Throughout the entries below, report every line where "icon" is found.

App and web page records
-- -- --

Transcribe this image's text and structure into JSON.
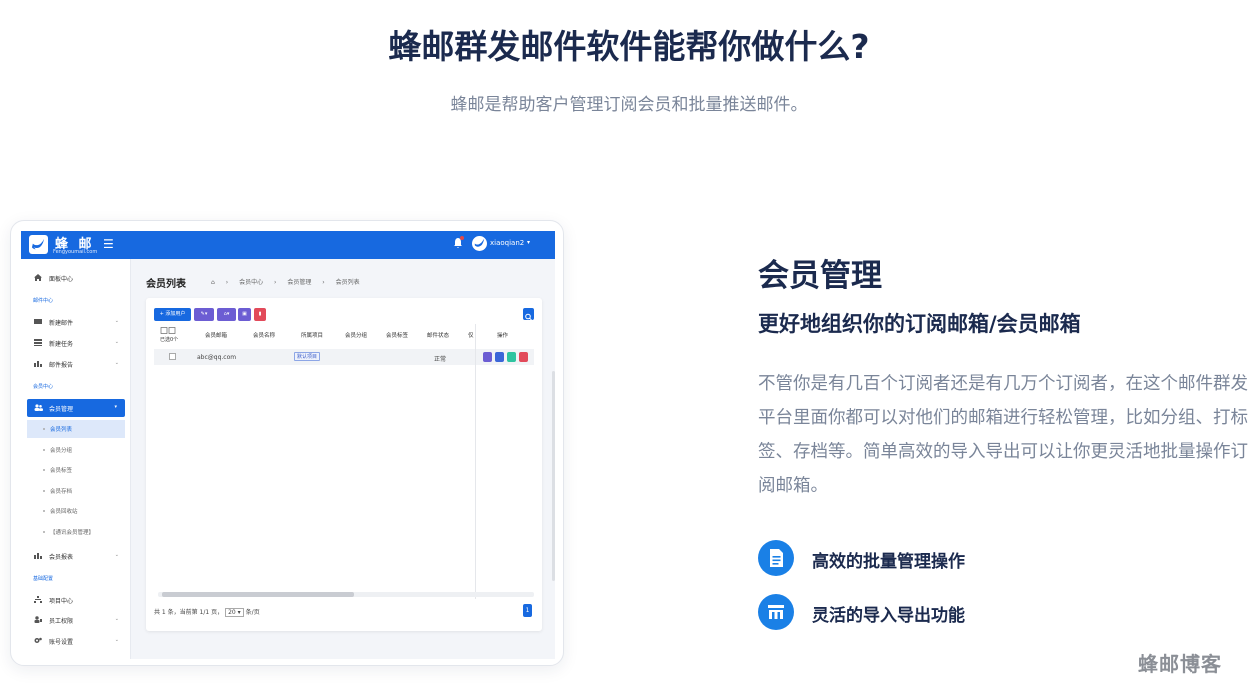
{
  "hero": {
    "title": "蜂邮群发邮件软件能帮你做什么?",
    "subtitle": "蜂邮是帮助客户管理订阅会员和批量推送邮件。"
  },
  "app": {
    "brand": "蜂 邮",
    "brand_sub": "Fengyoumail.com",
    "user": "xiaoqian2",
    "sidebar": {
      "home": "面板中心",
      "section_mail": "邮件中心",
      "new_mail": "新建邮件",
      "new_task": "新建任务",
      "mail_report": "邮件报告",
      "section_member": "会员中心",
      "member_manage": "会员管理",
      "sub_items": [
        "会员列表",
        "会员分组",
        "会员标签",
        "会员存档",
        "会员回收站",
        "【通讯会员管理】"
      ],
      "member_report": "会员报表",
      "section_base": "基础配置",
      "project_center": "项目中心",
      "staff_permission": "员工权限",
      "account_settings": "账号设置"
    },
    "breadcrumb": {
      "title": "会员列表",
      "items": [
        "会员中心",
        "会员管理",
        "会员列表"
      ]
    },
    "toolbar": {
      "add_user": "+ 添加用户"
    },
    "table": {
      "select_all": "已选0个",
      "headers": [
        "会员邮箱",
        "会员名称",
        "所属项目",
        "会员分组",
        "会员标签",
        "邮件状态",
        "仅",
        "操作"
      ],
      "rows": [
        {
          "email": "abc@qq.com",
          "project": "默认项目",
          "status": "正常"
        }
      ]
    },
    "pager": {
      "summary": "共 1 条，当前第 1/1 页，",
      "page_size": "20",
      "per_page": "条/页",
      "current_page": "1"
    }
  },
  "feature": {
    "title": "会员管理",
    "subtitle": "更好地组织你的订阅邮箱/会员邮箱",
    "description": "不管你是有几百个订阅者还是有几万个订阅者，在这个邮件群发平台里面你都可以对他们的邮箱进行轻松管理，比如分组、打标签、存档等。简单高效的导入导出可以让你更灵活地批量操作订阅邮箱。",
    "items": [
      {
        "label": "高效的批量管理操作",
        "icon": "document-icon"
      },
      {
        "label": "灵活的导入导出功能",
        "icon": "import-export-icon"
      }
    ]
  },
  "watermark": "蜂邮博客",
  "colors": {
    "brand_blue": "#1769e0",
    "title_navy": "#1b2a4e",
    "text_gray": "#7a8599"
  }
}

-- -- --

#### EXPECTED ANSWER:
        "icon": "document-icon"
        "icon": "import-export-icon"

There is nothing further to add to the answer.